▶ [Exercise directions]: Report all lines of the data below that hold the word "icon".

── Task inputs ──

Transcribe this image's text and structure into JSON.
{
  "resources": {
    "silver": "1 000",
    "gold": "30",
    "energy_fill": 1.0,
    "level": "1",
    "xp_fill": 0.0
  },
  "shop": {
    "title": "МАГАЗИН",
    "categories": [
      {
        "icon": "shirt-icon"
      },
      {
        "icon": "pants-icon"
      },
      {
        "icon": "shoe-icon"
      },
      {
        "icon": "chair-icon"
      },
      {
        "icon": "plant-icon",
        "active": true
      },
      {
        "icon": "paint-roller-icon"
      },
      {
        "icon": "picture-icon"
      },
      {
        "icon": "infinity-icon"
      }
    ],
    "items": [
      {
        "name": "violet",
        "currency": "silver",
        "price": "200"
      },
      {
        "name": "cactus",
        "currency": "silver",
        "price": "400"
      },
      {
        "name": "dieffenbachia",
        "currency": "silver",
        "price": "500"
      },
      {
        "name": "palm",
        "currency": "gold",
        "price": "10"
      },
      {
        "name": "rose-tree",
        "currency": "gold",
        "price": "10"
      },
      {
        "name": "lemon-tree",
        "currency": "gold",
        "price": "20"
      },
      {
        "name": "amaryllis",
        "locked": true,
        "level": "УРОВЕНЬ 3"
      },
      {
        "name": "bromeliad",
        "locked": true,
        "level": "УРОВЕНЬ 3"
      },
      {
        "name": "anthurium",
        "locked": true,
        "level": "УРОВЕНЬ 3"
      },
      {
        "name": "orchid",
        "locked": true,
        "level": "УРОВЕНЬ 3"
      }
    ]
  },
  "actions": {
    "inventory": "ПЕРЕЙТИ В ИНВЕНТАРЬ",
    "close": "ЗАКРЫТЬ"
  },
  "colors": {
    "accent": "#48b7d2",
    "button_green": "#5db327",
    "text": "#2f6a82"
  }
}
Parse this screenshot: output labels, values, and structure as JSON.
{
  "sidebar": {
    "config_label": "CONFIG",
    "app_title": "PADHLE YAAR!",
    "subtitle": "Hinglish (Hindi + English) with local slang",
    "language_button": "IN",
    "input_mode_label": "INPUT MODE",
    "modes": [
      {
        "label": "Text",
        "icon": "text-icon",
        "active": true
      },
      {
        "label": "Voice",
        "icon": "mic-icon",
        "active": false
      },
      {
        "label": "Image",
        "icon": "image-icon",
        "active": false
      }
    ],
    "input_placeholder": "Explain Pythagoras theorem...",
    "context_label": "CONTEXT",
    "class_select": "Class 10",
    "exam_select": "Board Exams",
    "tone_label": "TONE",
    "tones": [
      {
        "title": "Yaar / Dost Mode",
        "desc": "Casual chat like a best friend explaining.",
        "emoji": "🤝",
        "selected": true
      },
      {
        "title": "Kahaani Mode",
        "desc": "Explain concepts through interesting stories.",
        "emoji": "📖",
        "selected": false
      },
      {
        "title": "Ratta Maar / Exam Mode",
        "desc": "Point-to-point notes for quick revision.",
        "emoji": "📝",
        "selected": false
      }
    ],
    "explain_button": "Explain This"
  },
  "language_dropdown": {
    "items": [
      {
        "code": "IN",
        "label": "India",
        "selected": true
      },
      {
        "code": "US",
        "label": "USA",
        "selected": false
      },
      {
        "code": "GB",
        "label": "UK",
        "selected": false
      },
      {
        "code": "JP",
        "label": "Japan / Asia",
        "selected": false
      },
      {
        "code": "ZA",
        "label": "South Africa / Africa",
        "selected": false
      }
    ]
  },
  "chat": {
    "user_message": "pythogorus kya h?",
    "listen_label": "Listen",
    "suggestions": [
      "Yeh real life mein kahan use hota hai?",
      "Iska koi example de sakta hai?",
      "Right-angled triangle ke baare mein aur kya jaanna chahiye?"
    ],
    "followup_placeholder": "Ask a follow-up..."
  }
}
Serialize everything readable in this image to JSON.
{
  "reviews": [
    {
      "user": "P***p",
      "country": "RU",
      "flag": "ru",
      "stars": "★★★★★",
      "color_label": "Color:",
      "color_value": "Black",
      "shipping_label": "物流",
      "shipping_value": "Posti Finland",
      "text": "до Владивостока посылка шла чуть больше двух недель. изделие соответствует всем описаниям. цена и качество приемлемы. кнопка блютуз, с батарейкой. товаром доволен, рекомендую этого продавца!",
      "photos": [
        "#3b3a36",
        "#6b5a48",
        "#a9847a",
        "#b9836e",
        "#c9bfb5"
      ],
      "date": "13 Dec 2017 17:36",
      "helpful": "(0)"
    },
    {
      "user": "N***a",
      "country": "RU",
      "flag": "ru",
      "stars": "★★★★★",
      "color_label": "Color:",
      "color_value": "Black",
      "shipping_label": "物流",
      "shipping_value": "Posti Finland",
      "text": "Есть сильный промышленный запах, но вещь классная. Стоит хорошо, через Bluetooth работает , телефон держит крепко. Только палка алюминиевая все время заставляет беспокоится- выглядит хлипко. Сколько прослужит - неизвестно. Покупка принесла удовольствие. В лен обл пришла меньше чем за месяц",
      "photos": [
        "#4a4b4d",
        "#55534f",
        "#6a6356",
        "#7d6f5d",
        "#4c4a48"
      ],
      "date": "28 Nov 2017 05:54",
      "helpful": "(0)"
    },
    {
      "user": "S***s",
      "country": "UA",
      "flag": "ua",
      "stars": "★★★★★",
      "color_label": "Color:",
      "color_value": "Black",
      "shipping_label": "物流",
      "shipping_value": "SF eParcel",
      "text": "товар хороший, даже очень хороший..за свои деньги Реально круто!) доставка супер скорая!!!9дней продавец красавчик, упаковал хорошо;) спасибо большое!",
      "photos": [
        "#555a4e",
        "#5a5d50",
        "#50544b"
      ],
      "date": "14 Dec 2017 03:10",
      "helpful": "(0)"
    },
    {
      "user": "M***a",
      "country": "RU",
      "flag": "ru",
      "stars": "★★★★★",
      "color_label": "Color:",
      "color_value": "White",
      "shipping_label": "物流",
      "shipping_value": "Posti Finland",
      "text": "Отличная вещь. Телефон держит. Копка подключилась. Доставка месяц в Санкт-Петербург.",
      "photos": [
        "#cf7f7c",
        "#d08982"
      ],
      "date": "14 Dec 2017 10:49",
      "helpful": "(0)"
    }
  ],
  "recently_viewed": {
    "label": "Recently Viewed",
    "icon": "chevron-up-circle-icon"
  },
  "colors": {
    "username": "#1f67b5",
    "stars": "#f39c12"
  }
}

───

▶ [Solution to the problem]:
        "icon": "shirt-icon"
        "icon": "pants-icon"
        "icon": "shoe-icon"
        "icon": "chair-icon"
        "icon": "plant-icon",
        "icon": "paint-roller-icon"
        "icon": "picture-icon"
        "icon": "infinity-icon"
        "icon": "text-icon",
        "icon": "mic-icon",
        "icon": "image-icon",
    "icon": "chevron-up-circle-icon"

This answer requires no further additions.